Exercise directions ::
Tally the lines of these entries that include "Tour"; respond with only that tally.

-- Opening Marker --

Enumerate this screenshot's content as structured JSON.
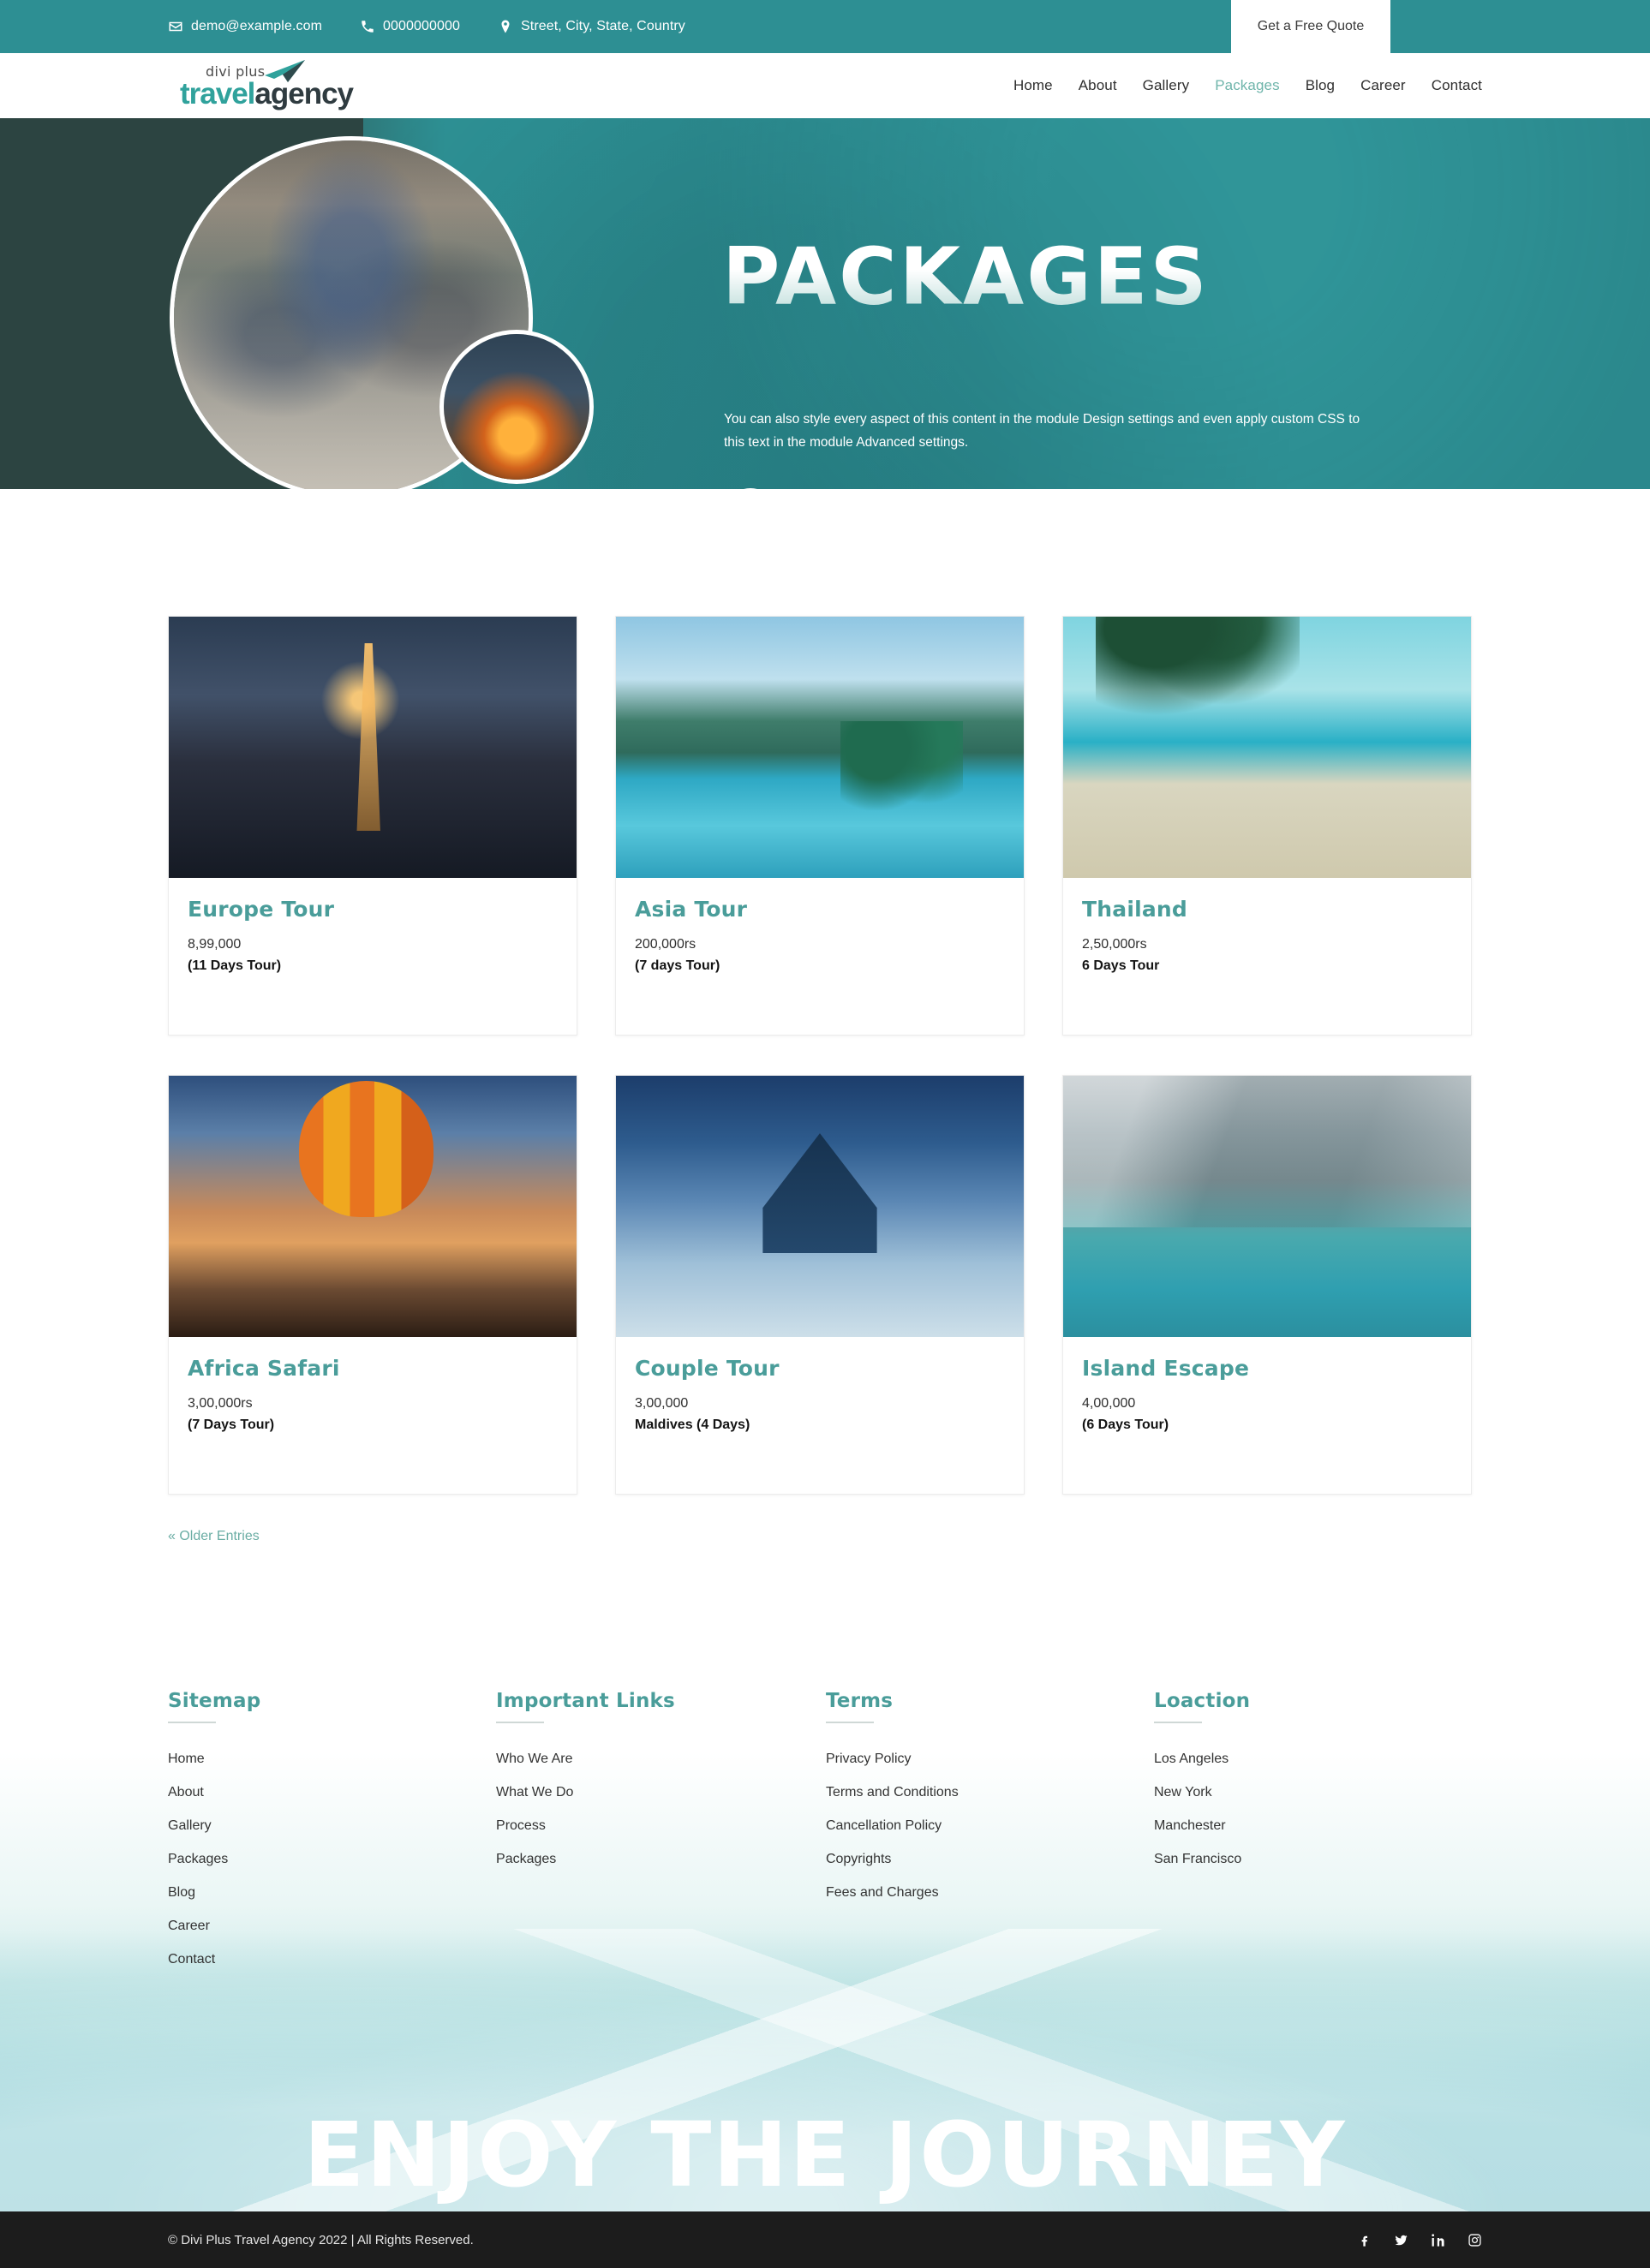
{
  "topbar": {
    "email": "demo@example.com",
    "phone": "0000000000",
    "address": "Street, City, State, Country",
    "quote_button": "Get a Free Quote",
    "bg_color": "#2d8f93"
  },
  "header": {
    "logo": {
      "small": "divi plus",
      "word1": "travel",
      "word2": "agency"
    },
    "nav": [
      {
        "label": "Home",
        "active": false
      },
      {
        "label": "About",
        "active": false
      },
      {
        "label": "Gallery",
        "active": false
      },
      {
        "label": "Packages",
        "active": true
      },
      {
        "label": "Blog",
        "active": false
      },
      {
        "label": "Career",
        "active": false
      },
      {
        "label": "Contact",
        "active": false
      }
    ],
    "active_color": "#6fb5ab"
  },
  "hero": {
    "title": "PACKAGES",
    "subtitle": "You can also style every aspect of this content in the module Design settings and even apply custom CSS to this text in the module Advanced settings.",
    "arrow_icon": "arrow-right-icon"
  },
  "packages": {
    "items": [
      {
        "title": "Europe Tour",
        "price": "8,99,000",
        "duration": "(11 Days Tour)",
        "photo": "p-eiffel"
      },
      {
        "title": "Asia Tour",
        "price": "200,000rs",
        "duration": "(7 days Tour)",
        "photo": "p-asia"
      },
      {
        "title": "Thailand",
        "price": "2,50,000rs",
        "duration": "6 Days Tour",
        "photo": "p-thailand"
      },
      {
        "title": "Africa Safari",
        "price": "3,00,000rs",
        "duration": "(7 Days Tour)",
        "photo": "p-balloon"
      },
      {
        "title": "Couple Tour",
        "price": "3,00,000",
        "duration": "Maldives (4 Days)",
        "photo": "p-snow"
      },
      {
        "title": "Island Escape",
        "price": "4,00,000",
        "duration": "(6 Days Tour)",
        "photo": "p-island"
      }
    ],
    "title_color": "#4a9d9a",
    "pagination": "« Older Entries"
  },
  "footer": {
    "columns": [
      {
        "title": "Sitemap",
        "links": [
          "Home",
          "About",
          "Gallery",
          "Packages",
          "Blog",
          "Career",
          "Contact"
        ]
      },
      {
        "title": "Important Links",
        "links": [
          "Who We Are",
          "What We Do",
          "Process",
          "Packages"
        ]
      },
      {
        "title": "Terms",
        "links": [
          "Privacy Policy",
          "Terms and Conditions",
          "Cancellation Policy",
          "Copyrights",
          "Fees and Charges"
        ]
      },
      {
        "title": "Loaction",
        "links": [
          "Los Angeles",
          "New York",
          "Manchester",
          "San Francisco"
        ]
      }
    ],
    "headline": "ENJOY THE JOURNEY"
  },
  "bottombar": {
    "copyright": "© Divi Plus Travel Agency 2022 | All Rights Reserved.",
    "socials": [
      "facebook-icon",
      "twitter-icon",
      "linkedin-icon",
      "instagram-icon"
    ],
    "bg_color": "#1c1c1c"
  }
}
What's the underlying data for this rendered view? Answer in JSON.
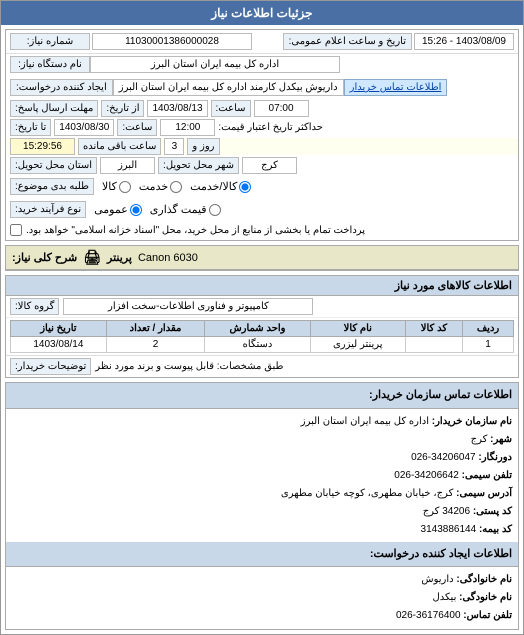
{
  "header": {
    "title": "جزئیات اطلاعات نیاز"
  },
  "top_info": {
    "order_number_label": "شماره نیاز:",
    "order_number_value": "11030001386000028",
    "date_label": "تاریخ و ساعت اعلام عمومی:",
    "date_value": "1403/08/09 - 15:26",
    "org_name_label": "نام دستگاه نیاز:",
    "org_name_value": "اداره کل بیمه ایران استان البرز",
    "supplier_label": "ایجاد کننده درخواست:",
    "supplier_value": "داریوش بیکدل کارمند  اداره کل بیمه ایران استان البرز",
    "supplier_link": "اطلاعات تماس خریدار",
    "send_time_label": "مهلت ارسال پاسخ:",
    "send_time_from_label": "از تاریخ:",
    "send_time_from": "1403/08/13",
    "send_time_from_hour_label": "ساعت:",
    "send_time_from_hour": "07:00",
    "send_time_to_label": "تا تاریخ:",
    "send_time_to": "1403/08/30",
    "send_time_to_hour_label": "ساعت:",
    "send_time_to_hour": "12:00",
    "remaining_label": "حداکثر تاریخ اعتبار قیمت:",
    "remaining_days": "3",
    "remaining_days_label": "روز و",
    "remaining_time": "15:29:56",
    "remaining_time_label": "ساعت باقی مانده",
    "delivery_label": "استان محل تحویل:",
    "delivery_value": "البرز",
    "city_label": "شهر محل تحویل:",
    "city_value": "کرج",
    "request_type_label": "طلبه بدی موضوع:",
    "request_type_options": [
      "کالا",
      "خدمت",
      "کالا/خدمت"
    ],
    "request_type_selected": "کالا/خدمت",
    "purchase_type_label": "نوع فرآیند خرید:",
    "purchase_type_options": [
      "عمومی",
      "قیمت گذاری",
      ""
    ],
    "purchase_checkbox_label": "پرداخت تمام یا بخشی از منابع از محل خرید، محل \"اسناد خزانه اسلامی\" خواهد بود."
  },
  "printer": {
    "section_label": "شرح کلی نیاز:",
    "printer_label": "پرینتر",
    "printer_value": "Canon 6030",
    "icon": "🖨"
  },
  "items": {
    "section_title": "اطلاعات کالاهای مورد نیاز",
    "group_label": "گروه کالا:",
    "group_value": "کامپیوتر و فناوری اطلاعات-سخت افزار",
    "columns": [
      "ردیف",
      "کد کالا",
      "نام کالا",
      "واحد شمارش",
      "مقدار / تعداد",
      "تاریخ نیاز"
    ],
    "rows": [
      {
        "row": "1",
        "code": "",
        "name": "پرینتر لیزری",
        "unit": "دستگاه",
        "qty": "2",
        "date": "1403/08/14"
      }
    ],
    "notes_label": "توضیحات خریدار:",
    "notes_value": "طبق مشخصات: قابل پیوست و برند مورد نظر"
  },
  "buyer_info": {
    "section_title": "اطلاعات تماس سازمان خریدار:",
    "name_label": "نام سازمان خریدار:",
    "name_value": "اداره کل بیمه ایران استان البرز",
    "city_label": "شهر:",
    "city_value": "کرج",
    "postal_label": "دورنگار:",
    "postal_value": "34206047-026",
    "fax_label": "تلفن سیمی:",
    "fax_value": "34206642-026",
    "address_label": "آدرس سیمی:",
    "address_value": "کرج، خیابان مطهری، کوچه خیابان مطهری",
    "zip_label": "کد پستی:",
    "zip_value": "34206 کرج",
    "code1_label": "کد بیمه:",
    "code1_value": "3143886144",
    "section2_title": "اطلاعات ایجاد کننده درخواست:",
    "req_name_label": "نام خانوادگی:",
    "req_name_value": "داریوش",
    "req_company_label": "نام خانودگی:",
    "req_company_value": "بیکدل",
    "req_phone_label": "تلفن تماس:",
    "req_phone_value": "36176400-026"
  }
}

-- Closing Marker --

Your response ::
8